A chilly Sunday in Birmingham saw the Virginia Beach foursome, Turnover, play the sold out basement of The Rainbow. Opening up the show were Fullshore, a pop-punk four piece with soft vocals and plenty of support from the crowd. Fullshore knew how to put on a show, but unfortunately for the band, their stand in guitarist seemed to be a bit nervous, sometimes not knowing when songs ended or what the lyrics were. This can be forgiven for how humbled the band seemed to be for being able to play the show. Fullshore may benefit from investing in better equipment as this would tighten the whole set up – the band seem like they have a lot to give and were a great opener for Turnover.
Next up were the female fronted band Claws, a 90s grunge, emo revival style four piece. Claws were not tour ready, with the guitars and bass being out of tune and the performance being sloppy. Front woman, Josie Steward, put down her guitar for part of the set – unfortunately, this made no difference to the performance, the whole twenty-five minute set sounding like repetitive noise. The band seemed to carry an unjustified swagger on stage and they did little to get the crowd excited for the rest of the show.
Teen Brains were next up. They chose to tell the crowd how they all had hangovers – this was reflected in their tuneless and lifeless performance. Throughout the set it was difficult to hear what teen angst was being warbled over the microphone. Teen Brains did little for older members of the audience, a dull and numbing performance which did little to get the crowd excited for Turnover. Much like the two bands before them, they did not seem tour ready, nor did they seem excited to be playing a sold out show in the Midlands.
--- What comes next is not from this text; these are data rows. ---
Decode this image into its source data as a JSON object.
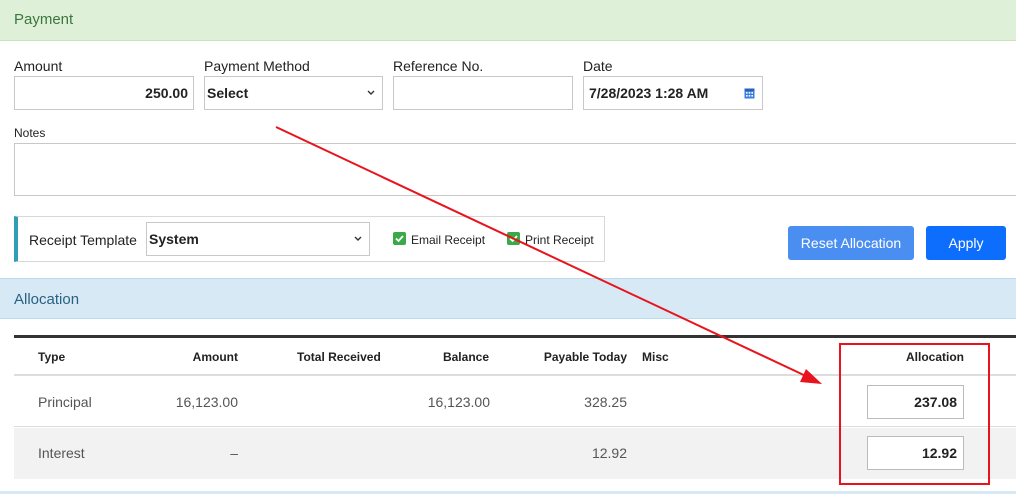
{
  "payment_section": {
    "title": "Payment",
    "amount": {
      "label": "Amount",
      "value": "250.00"
    },
    "payment_method": {
      "label": "Payment Method",
      "value": "Select"
    },
    "reference": {
      "label": "Reference No.",
      "value": ""
    },
    "date": {
      "label": "Date",
      "value": "7/28/2023 1:28 AM",
      "icon": "calendar-icon"
    },
    "notes": {
      "label": "Notes",
      "value": ""
    }
  },
  "receipt": {
    "template_label": "Receipt Template",
    "template_value": "System",
    "email_receipt": {
      "label": "Email Receipt",
      "checked": true
    },
    "print_receipt": {
      "label": "Print Receipt",
      "checked": true
    }
  },
  "buttons": {
    "reset_allocation": "Reset Allocation",
    "apply": "Apply"
  },
  "allocation_section": {
    "title": "Allocation",
    "columns": [
      "Type",
      "Amount",
      "Total Received",
      "Balance",
      "Payable Today",
      "Misc",
      "Allocation"
    ],
    "rows": [
      {
        "type": "Principal",
        "amount": "16,123.00",
        "total_received": "",
        "balance": "16,123.00",
        "payable_today": "328.25",
        "misc": "",
        "allocation": "237.08"
      },
      {
        "type": "Interest",
        "amount": "–",
        "total_received": "",
        "balance": "",
        "payable_today": "12.92",
        "misc": "",
        "allocation": "12.92"
      }
    ]
  },
  "colors": {
    "payment_header_bg": "#dff0d8",
    "allocation_header_bg": "#d6e9f5",
    "apply_button": "#0d6efd",
    "reset_button": "#4a8ef2",
    "annotation_red": "#e8131c",
    "checkbox_green": "#3aa948"
  }
}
Finally, Turnover, the band everybody had been waiting for hit the stage and opened up with ‘New Scream’. The crowd passionately shouting back the lyrics provided such a warm welcome for a freezing cold night. Unfortunately, as the set went on, it became difficult to hear and even see what the band were doing. It became distorted and the majority of the set was reduced to feedback from the instruments; at one stage it felt as if the whole room was vibrating – this may have been due to the poor sound in the basement of The Rainbow but it did marr the show as a whole.
It is easy to tell that Turnover have been touring for a while, their performance seemed much more organised and put together in comparison to the earlier bands. This probably wasn’t Turnover’s best show of the tour due to the poor layout of the venue – the band couldn’t see the crowd and the crowd couldn’t see the band due to there not being a raised stage – but they remained thankful to see so many people coming out on a cold Sunday to watch them play.
– Victoria Handley
Venue: The Rainbow, Birmingham
Support Band: Fullshore, Claws, Teen Brains